The pandemic required companies to make strategic pivots to adapt to rapidly changing environments. To meet the new demands that emerged, they must retrain their employees so that they can fill those jobs or roles most closely aligned with the organization’s strategic direction. The authors share five questions to help leaders to both understand and clearly define that new direction, along with five leadership competencies that are key to helping organizations move forward.
What Else We’re Reading This Week
- Negative factors like leadership failure and dissatisfaction aren’t the only reasons for CMO turnover (Source: MIT SMR)
- Inequity, pay disparities, and job insecurity: Tech unions are demystifying the idea that all tech workers have good working conditions (Source: CIO Dive)
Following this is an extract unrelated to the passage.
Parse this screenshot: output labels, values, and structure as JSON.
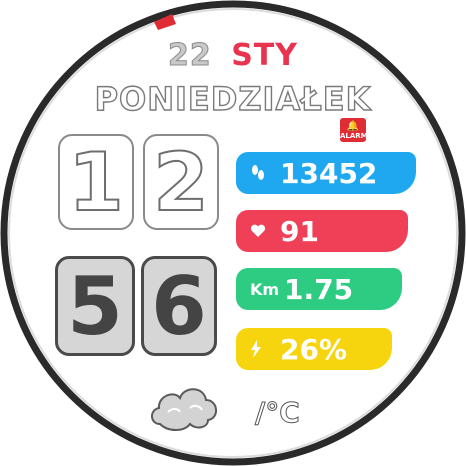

- What schools and employers can do to better prepare college graduates for the skill most valued by employers — collaboration (Source: The Hechinger Report)
Quote of the Week:
“In my mind, you cannot separate a conversation about technology ethics from a conversation about values — both individual values and collective and societal values.”
— Elizabeth Renieris, founding director of the Notre Dame-IBM Technology Ethics Lab, in the latest Me, Myself, and AI podcast episode, “Starting Now On Technology Ethics”